■ **INSTRUCTIONS TO FOLLOW**
Each line in the entries that has the word "result" has to be copied.

════════════════════

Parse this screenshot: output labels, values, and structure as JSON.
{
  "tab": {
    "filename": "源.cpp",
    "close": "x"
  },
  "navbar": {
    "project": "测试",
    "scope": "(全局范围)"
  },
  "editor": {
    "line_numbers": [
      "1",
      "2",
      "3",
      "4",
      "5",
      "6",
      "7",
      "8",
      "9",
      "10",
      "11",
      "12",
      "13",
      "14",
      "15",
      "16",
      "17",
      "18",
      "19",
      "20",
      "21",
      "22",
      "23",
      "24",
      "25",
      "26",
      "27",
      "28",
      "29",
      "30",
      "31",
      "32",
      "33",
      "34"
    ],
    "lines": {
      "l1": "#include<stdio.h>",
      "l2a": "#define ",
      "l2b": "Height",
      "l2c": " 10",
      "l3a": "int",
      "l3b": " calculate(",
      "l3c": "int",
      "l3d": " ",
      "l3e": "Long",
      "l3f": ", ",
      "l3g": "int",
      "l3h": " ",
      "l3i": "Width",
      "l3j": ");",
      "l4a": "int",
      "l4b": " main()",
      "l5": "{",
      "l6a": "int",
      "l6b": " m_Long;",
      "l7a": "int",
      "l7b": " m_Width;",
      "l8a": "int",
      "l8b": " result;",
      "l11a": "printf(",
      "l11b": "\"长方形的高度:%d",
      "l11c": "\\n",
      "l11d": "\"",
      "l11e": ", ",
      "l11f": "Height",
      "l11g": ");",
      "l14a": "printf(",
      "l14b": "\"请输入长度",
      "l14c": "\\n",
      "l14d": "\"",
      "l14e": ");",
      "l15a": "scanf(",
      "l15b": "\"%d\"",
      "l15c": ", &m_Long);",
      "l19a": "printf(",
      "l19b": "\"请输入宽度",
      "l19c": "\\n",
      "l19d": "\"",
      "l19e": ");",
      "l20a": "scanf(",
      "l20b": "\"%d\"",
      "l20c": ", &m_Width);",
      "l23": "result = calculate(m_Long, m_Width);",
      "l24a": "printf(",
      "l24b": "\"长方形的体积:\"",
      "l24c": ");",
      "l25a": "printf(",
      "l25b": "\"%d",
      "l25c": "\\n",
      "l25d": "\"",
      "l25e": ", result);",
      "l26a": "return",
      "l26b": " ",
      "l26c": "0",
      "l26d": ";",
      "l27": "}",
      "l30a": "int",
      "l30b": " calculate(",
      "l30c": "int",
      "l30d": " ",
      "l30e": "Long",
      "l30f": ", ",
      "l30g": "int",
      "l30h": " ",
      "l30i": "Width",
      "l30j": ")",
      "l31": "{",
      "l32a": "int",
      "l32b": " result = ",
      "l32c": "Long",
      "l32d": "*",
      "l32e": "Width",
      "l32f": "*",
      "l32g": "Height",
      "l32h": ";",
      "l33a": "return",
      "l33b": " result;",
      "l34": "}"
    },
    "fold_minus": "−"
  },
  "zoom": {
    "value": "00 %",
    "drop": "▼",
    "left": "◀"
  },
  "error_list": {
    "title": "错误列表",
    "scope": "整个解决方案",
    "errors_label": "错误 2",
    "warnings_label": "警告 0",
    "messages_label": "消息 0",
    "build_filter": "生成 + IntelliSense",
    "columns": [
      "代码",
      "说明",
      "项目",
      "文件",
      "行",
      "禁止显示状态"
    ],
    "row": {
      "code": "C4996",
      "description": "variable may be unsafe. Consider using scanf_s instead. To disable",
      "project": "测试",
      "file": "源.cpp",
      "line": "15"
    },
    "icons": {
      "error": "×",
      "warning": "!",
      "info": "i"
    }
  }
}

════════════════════

■ **RESPONSE BELOW**
      "l8b": " result;",
      "l23": "result = calculate(m_Long, m_Width);",
      "l25e": ", result);",
      "l32b": " result = ",
      "l33b": " result;",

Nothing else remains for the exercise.